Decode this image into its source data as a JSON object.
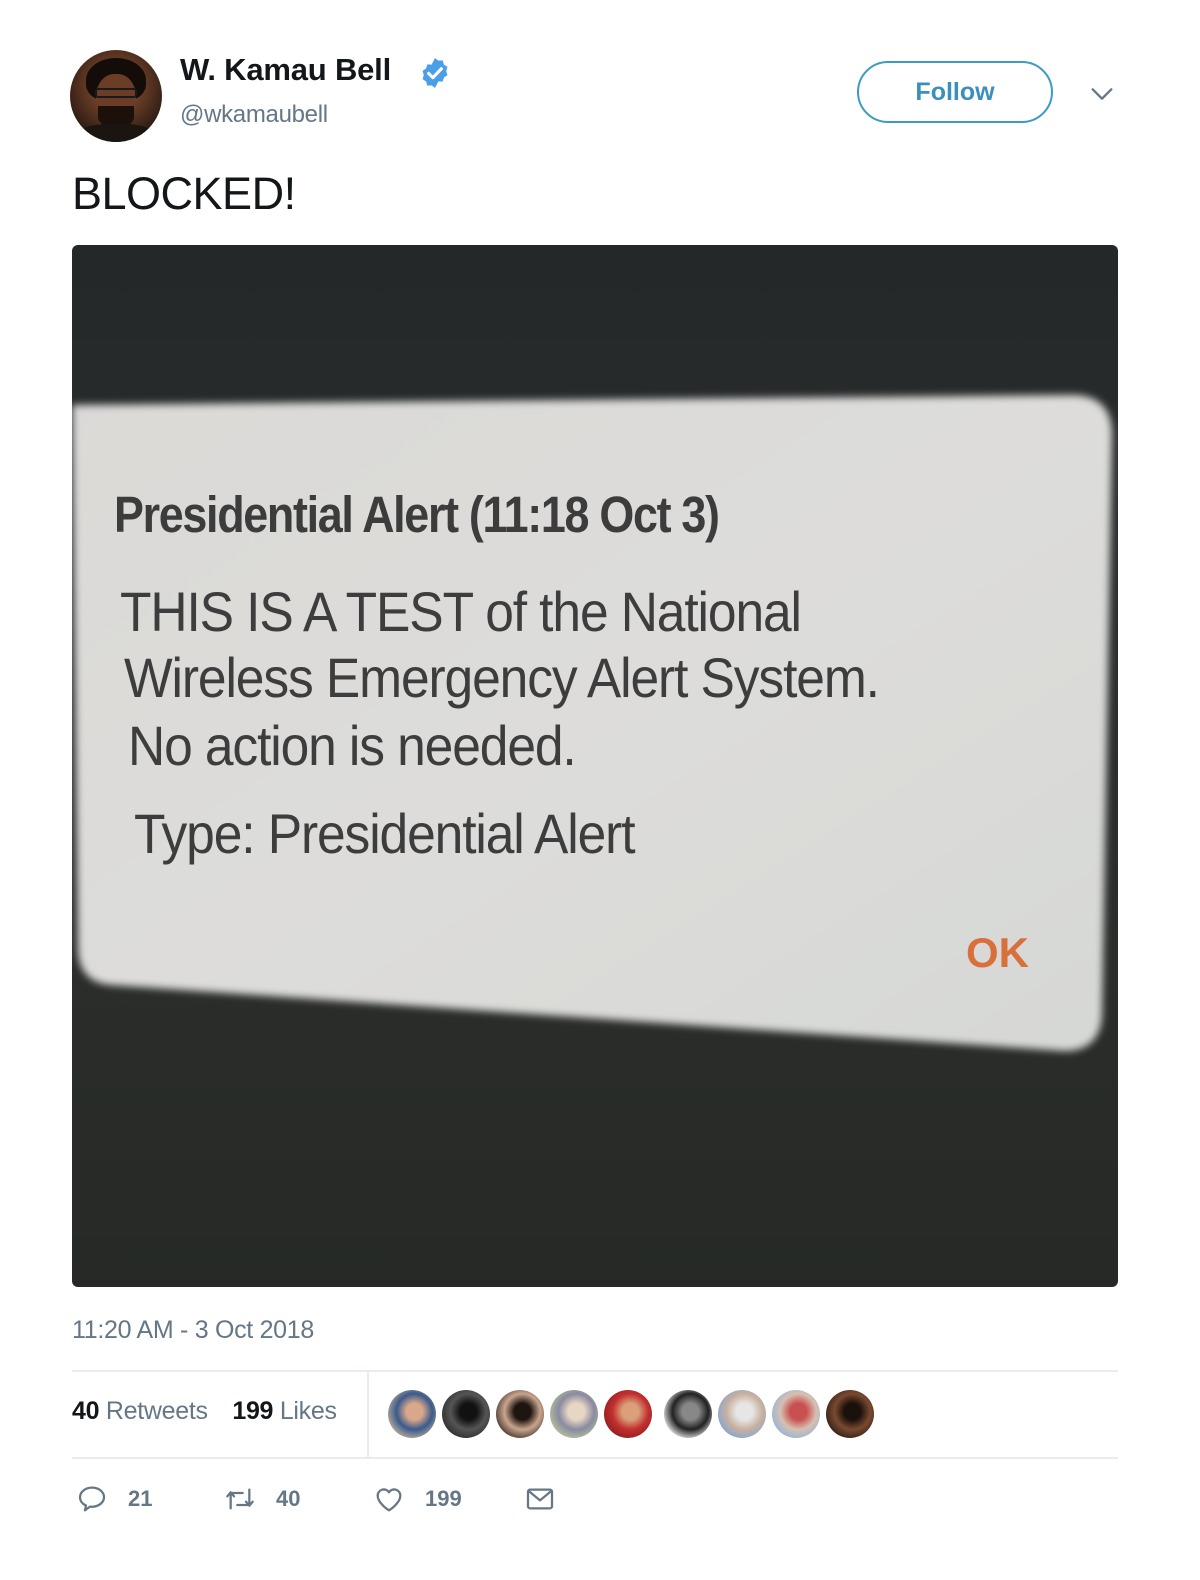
{
  "author": {
    "display_name": "W. Kamau Bell",
    "handle": "@wkamaubell",
    "verified": true,
    "avatar_icon": "profile-photo"
  },
  "header": {
    "follow_label": "Follow",
    "more_icon": "chevron-down-icon"
  },
  "tweet": {
    "text": "BLOCKED!",
    "timestamp": "11:20 AM - 3 Oct 2018"
  },
  "photo": {
    "alert_title": "Presidential Alert (11:18 Oct 3)",
    "alert_body_lines": [
      "THIS IS A TEST of the National",
      "Wireless Emergency Alert System.",
      "No action is needed."
    ],
    "alert_type": "Type: Presidential Alert",
    "ok_label": "OK",
    "colors": {
      "background": "#272b2b",
      "dialog": "#dcdcda",
      "ok": "#d9703c"
    }
  },
  "stats": {
    "retweets_count": "40",
    "retweets_label": "Retweets",
    "likes_count": "199",
    "likes_label": "Likes"
  },
  "likers": [
    {
      "colors": [
        "#c9b79c",
        "#3a5a8c",
        "#d9a88a"
      ]
    },
    {
      "colors": [
        "#2a2a2a",
        "#555555",
        "#111111"
      ]
    },
    {
      "colors": [
        "#3a2a24",
        "#c9a58e",
        "#1e1410"
      ]
    },
    {
      "colors": [
        "#b9c89a",
        "#8a8aa0",
        "#e6d6c4"
      ]
    },
    {
      "colors": [
        "#8c1c1c",
        "#c23030",
        "#d9a07a"
      ]
    },
    {
      "colors": [
        "#ffffff",
        "#222222",
        "#888888"
      ]
    },
    {
      "colors": [
        "#7aa6d6",
        "#c9b0a0",
        "#e6e6e6"
      ]
    },
    {
      "colors": [
        "#8cb4dc",
        "#d6c0b0",
        "#c85050"
      ]
    },
    {
      "colors": [
        "#2a1a14",
        "#7a4a30",
        "#1a100c"
      ]
    }
  ],
  "actions": {
    "reply_count": "21",
    "retweet_count": "40",
    "like_count": "199"
  },
  "colors": {
    "accent": "#1da1f2",
    "secondary_text": "#657786",
    "primary_text": "#14171a",
    "divider": "#e6ecf0"
  }
}
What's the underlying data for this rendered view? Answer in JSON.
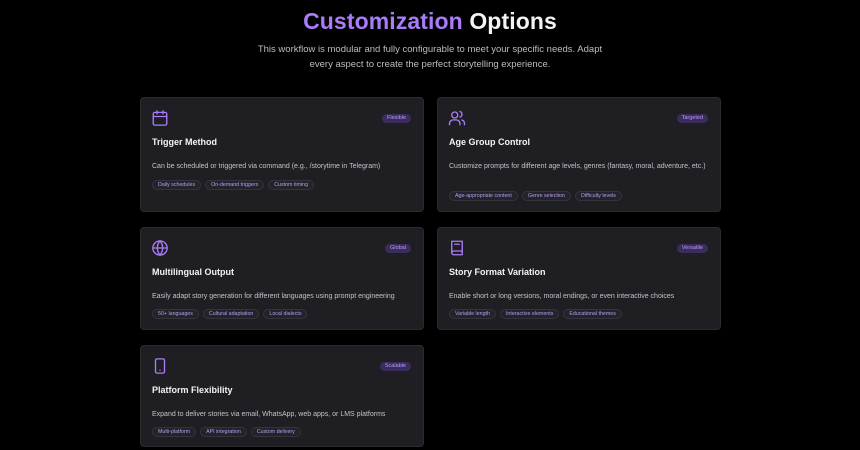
{
  "hero": {
    "title_accent": "Customization",
    "title_rest": " Options",
    "subtitle_line1": "This workflow is modular and fully configurable to meet your specific needs. Adapt",
    "subtitle_line2": "every aspect to create the perfect storytelling experience."
  },
  "colors": {
    "accent": "#a97cf8",
    "card_bg": "#1f1f23",
    "badge_bg": "#3a2c5c",
    "page_bg": "#000000"
  },
  "cards": [
    {
      "icon": "calendar-icon",
      "badge": "Flexible",
      "title": "Trigger Method",
      "description": "Can be scheduled or triggered via command (e.g., /storytime in Telegram)",
      "tags": [
        "Daily schedules",
        "On-demand triggers",
        "Custom timing"
      ]
    },
    {
      "icon": "users-icon",
      "badge": "Targeted",
      "title": "Age Group Control",
      "description": "Customize prompts for different age levels, genres (fantasy, moral, adventure, etc.)",
      "tags": [
        "Age-appropriate content",
        "Genre selection",
        "Difficulty levels"
      ]
    },
    {
      "icon": "globe-icon",
      "badge": "Global",
      "title": "Multilingual Output",
      "description": "Easily adapt story generation for different languages using prompt engineering",
      "tags": [
        "50+ languages",
        "Cultural adaptation",
        "Local dialects"
      ]
    },
    {
      "icon": "book-icon",
      "badge": "Versatile",
      "title": "Story Format Variation",
      "description": "Enable short or long versions, moral endings, or even interactive choices",
      "tags": [
        "Variable length",
        "Interactive elements",
        "Educational themes"
      ]
    },
    {
      "icon": "smartphone-icon",
      "badge": "Scalable",
      "title": "Platform Flexibility",
      "description": "Expand to deliver stories via email, WhatsApp, web apps, or LMS platforms",
      "tags": [
        "Multi-platform",
        "API integration",
        "Custom delivery"
      ]
    }
  ]
}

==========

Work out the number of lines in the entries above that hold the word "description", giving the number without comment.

5